Inferentialism is a philosophical approach premised on the claim that an item of language (or thought) acquires meaning (or content) in virtue of being embedded in an intricate set of social practices normatively governed by inferential rules. Inferentialism found its paradigmatic formulation in Robert Brandom’s landmark book Making it Explicit, and over the last two decades it has established itself as one of the leading research programs in the philosophy of language and the philosophy of logic. While Brandom’s version of inferentialism has received wide attention in the philosophical literature, thinkers friendly to inferentialism have proposed and developed new lines of inquiry that merit wider recognition and critical appraisal.

From Rules to Meaning brings together new essays that systematically develop, compare, assess and critically react to some of the most pertinent recent trends in inferentialism. The book’s four thematic sections seek to apply inferentialism to a number of core issues, including the nature of meaning and content, reconstructing semantics, rule-oriented models and explanations of social practices and inferentialism’s historical influence and dialogue with other philosophical traditions. With contributions from a number of distinguished philosophers—including Robert Brandom and Jaroslav Peregrin—this volume is a major contribution to the philosophical literature on the foundations of logic and language.

chapter |45 pages


Inferentialism’s Years of Travel and Its Logico-Philosophical Calling

part 47I|66 pages

Language and Meaning

chapter 2|18 pages


Why Rules Ought to Matter

chapter 3|16 pages

Quine Peregrinating

Norms, Dispositions, and Analyticity

chapter 4|16 pages

Let’s Admit Defeat

Assertion, Denial, and Retraction

part 113II|124 pages

Logic and Semantics

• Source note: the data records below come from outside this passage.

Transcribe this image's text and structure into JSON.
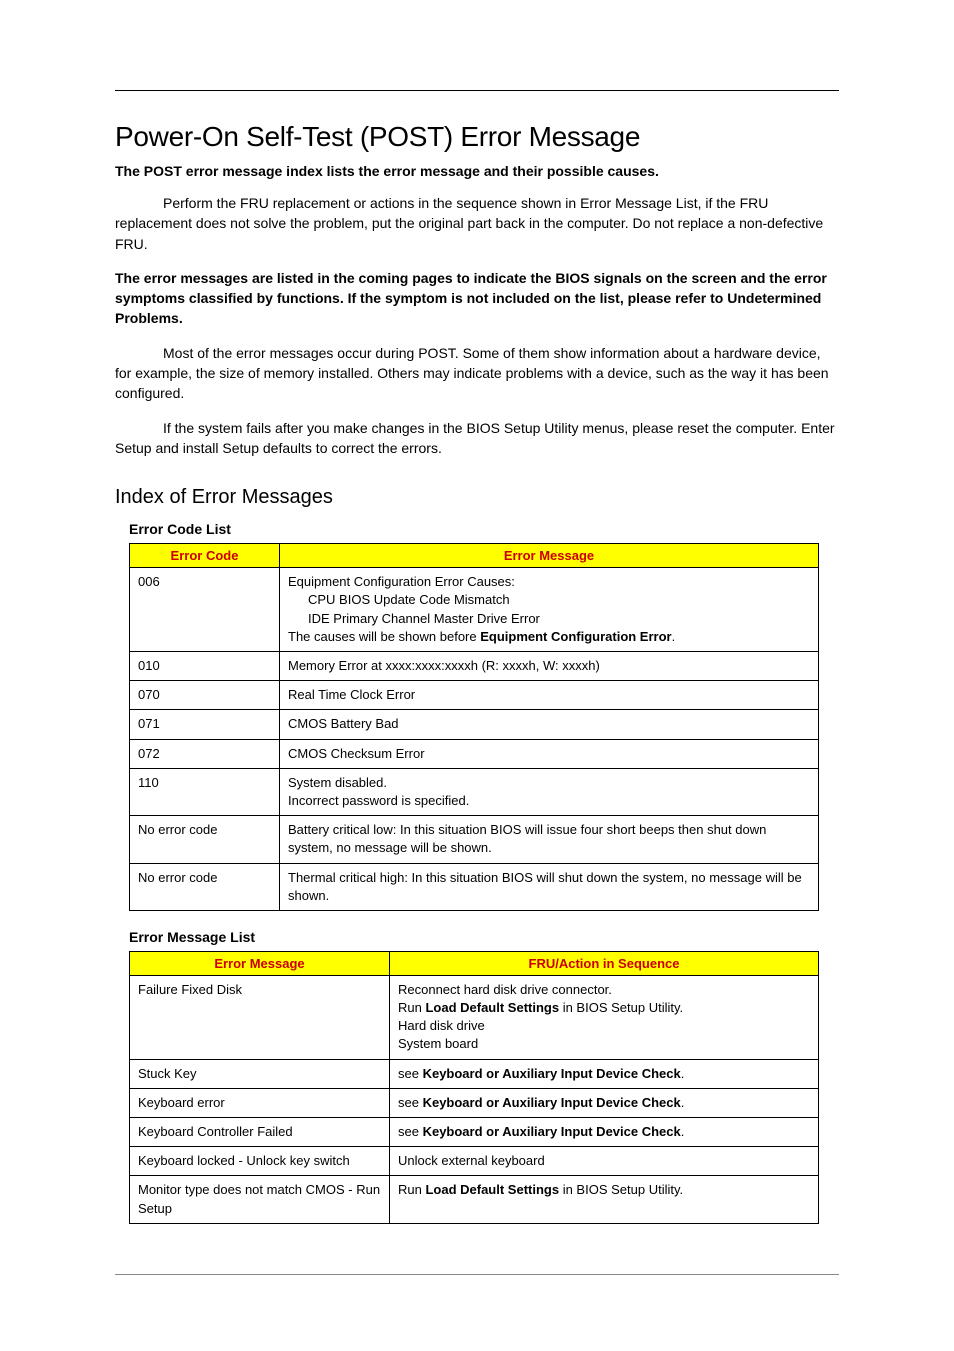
{
  "title": "Power-On Self-Test (POST) Error Message",
  "intro": "The POST error message index lists the error message and their possible causes.",
  "p1": "Perform the FRU replacement or actions in the sequence shown in Error Message List, if the FRU replacement does not solve the problem, put the original part back in the computer. Do not replace a non-defective FRU.",
  "p2_a": "The error messages are listed in the coming pages to indicate the BIOS signals on the screen and the error symptoms classified by functions. If the symptom is not included on the list, please refer to ",
  "p2_b": "Undetermined Problems",
  "p2_c": ".",
  "p3": "Most of the error messages occur during POST. Some of them show information about a hardware device, for example, the size of memory installed. Others may indicate problems with a device, such as the way it has been configured.",
  "p4": "If the system fails after you make changes in the BIOS Setup Utility menus, please reset the computer. Enter Setup and install Setup defaults to correct the errors.",
  "h2": "Index of Error Messages",
  "table1": {
    "label": "Error Code List",
    "headers": [
      "Error Code",
      "Error Message"
    ],
    "rows": [
      {
        "code": "006",
        "msg_lines": [
          {
            "t": "Equipment Configuration Error Causes:",
            "indent": false
          },
          {
            "t": "CPU BIOS Update Code Mismatch",
            "indent": true
          },
          {
            "t": "IDE Primary Channel Master Drive Error",
            "indent": true
          }
        ],
        "msg_tail_a": "The causes will be shown before ",
        "msg_tail_b": "Equipment Configuration Error",
        "msg_tail_c": "."
      },
      {
        "code": "010",
        "msg": "Memory Error at xxxx:xxxx:xxxxh (R: xxxxh, W: xxxxh)"
      },
      {
        "code": "070",
        "msg": "Real Time Clock Error"
      },
      {
        "code": "071",
        "msg": "CMOS Battery Bad"
      },
      {
        "code": "072",
        "msg": "CMOS Checksum Error"
      },
      {
        "code": "110",
        "msg": "System disabled.\nIncorrect password is specified."
      },
      {
        "code": "No error code",
        "msg": "Battery critical low: In this situation BIOS will issue four short beeps then shut down system, no message will be shown."
      },
      {
        "code": "No error code",
        "msg": "Thermal critical high: In this situation BIOS will shut down the system, no message will be shown."
      }
    ]
  },
  "table2": {
    "label": "Error Message List",
    "headers": [
      "Error Message",
      "FRU/Action in Sequence"
    ],
    "rows": [
      {
        "msg": "Failure Fixed Disk",
        "action_lines": [
          {
            "t": "Reconnect hard disk drive connector."
          },
          {
            "t_a": "Run ",
            "t_b": "Load Default Settings",
            "t_c": " in BIOS Setup Utility."
          },
          {
            "t": "Hard disk drive"
          },
          {
            "t": "System board"
          }
        ]
      },
      {
        "msg": "Stuck Key",
        "action_a": "see ",
        "action_b": "Keyboard or Auxiliary Input Device Check",
        "action_c": "."
      },
      {
        "msg": "Keyboard error",
        "action_a": "see ",
        "action_b": "Keyboard or Auxiliary Input Device Check",
        "action_c": "."
      },
      {
        "msg": "Keyboard Controller Failed",
        "action_a": "see ",
        "action_b": "Keyboard or Auxiliary Input Device Check",
        "action_c": "."
      },
      {
        "msg": "Keyboard locked - Unlock key switch",
        "action": "Unlock external keyboard"
      },
      {
        "msg": "Monitor type does not match CMOS - Run Setup",
        "action_a": "Run ",
        "action_b": "Load Default Settings",
        "action_c": " in BIOS Setup Utility."
      }
    ]
  }
}
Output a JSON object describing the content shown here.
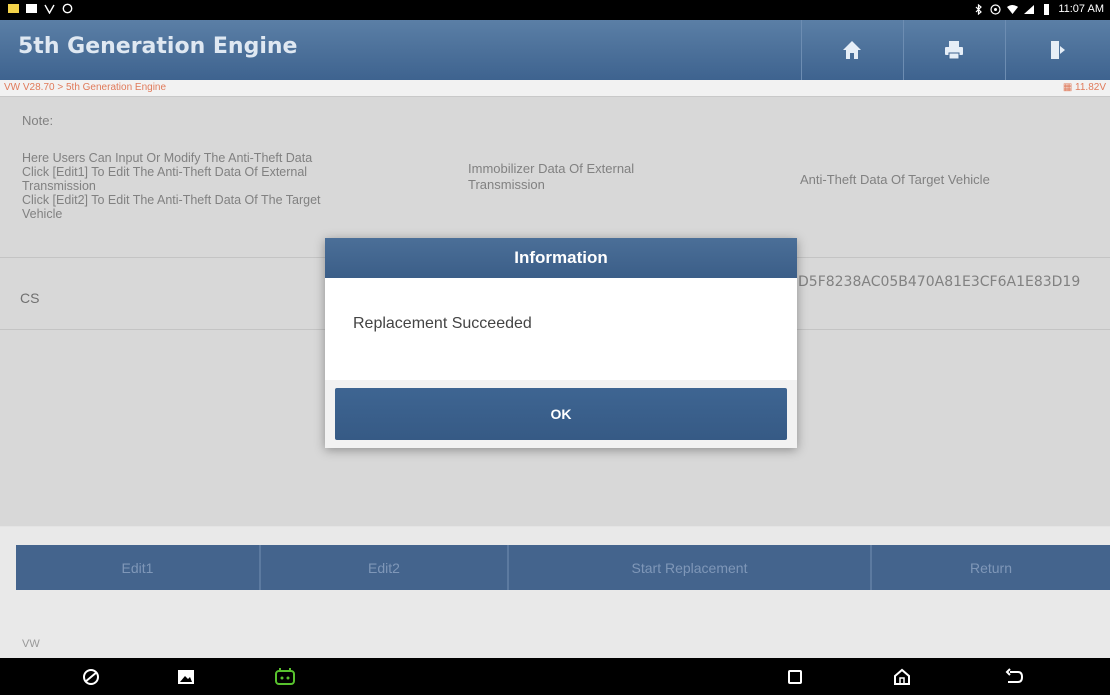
{
  "status_bar": {
    "time": "11:07 AM",
    "left_icons": [
      "notification-icon",
      "message-icon",
      "vpn-icon",
      "sync-icon"
    ],
    "right_icons": [
      "bluetooth-icon",
      "nfc-icon",
      "wifi-icon",
      "signal-icon",
      "battery-icon"
    ]
  },
  "header": {
    "title": "5th Generation Engine",
    "icons": [
      "home-icon",
      "print-icon",
      "exit-icon"
    ]
  },
  "breadcrumb": {
    "path": "VW V28.70 > 5th Generation Engine",
    "voltage": "11.82V"
  },
  "main": {
    "note_label": "Note:",
    "note_lines": [
      "Here Users Can Input Or Modify The Anti-Theft Data",
      "Click [Edit1] To Edit The Anti-Theft Data Of External",
      "Transmission",
      "Click [Edit2] To Edit The Anti-Theft Data Of The Target",
      "Vehicle"
    ],
    "col1_header": "Immobilizer Data Of External Transmission",
    "col2_header": "Anti-Theft Data Of Target Vehicle",
    "row": {
      "label": "CS",
      "value": "D5F8238AC05B470A81E3CF6A1E83D19"
    }
  },
  "buttons": {
    "edit1": "Edit1",
    "edit2": "Edit2",
    "start_replacement": "Start Replacement",
    "return": "Return"
  },
  "footer": {
    "brand": "VW"
  },
  "nav_bar": {
    "icons": [
      "browser-icon",
      "gallery-icon",
      "vci-icon",
      "recents-icon",
      "home-nav-icon",
      "back-icon"
    ]
  },
  "dialog": {
    "title": "Information",
    "message": "Replacement Succeeded",
    "ok_label": "OK"
  },
  "colors": {
    "header_blue": "#3e638f",
    "button_blue": "#44648d",
    "accent_orange": "#e07a5a",
    "vci_green": "#58c22e"
  }
}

part 237III|56 pages

Rules, Agency, and Explanation

chapter 11|10 pages

Naturecultural Inferentialism

chapter 12|12 pages


Where Do We Go from Here?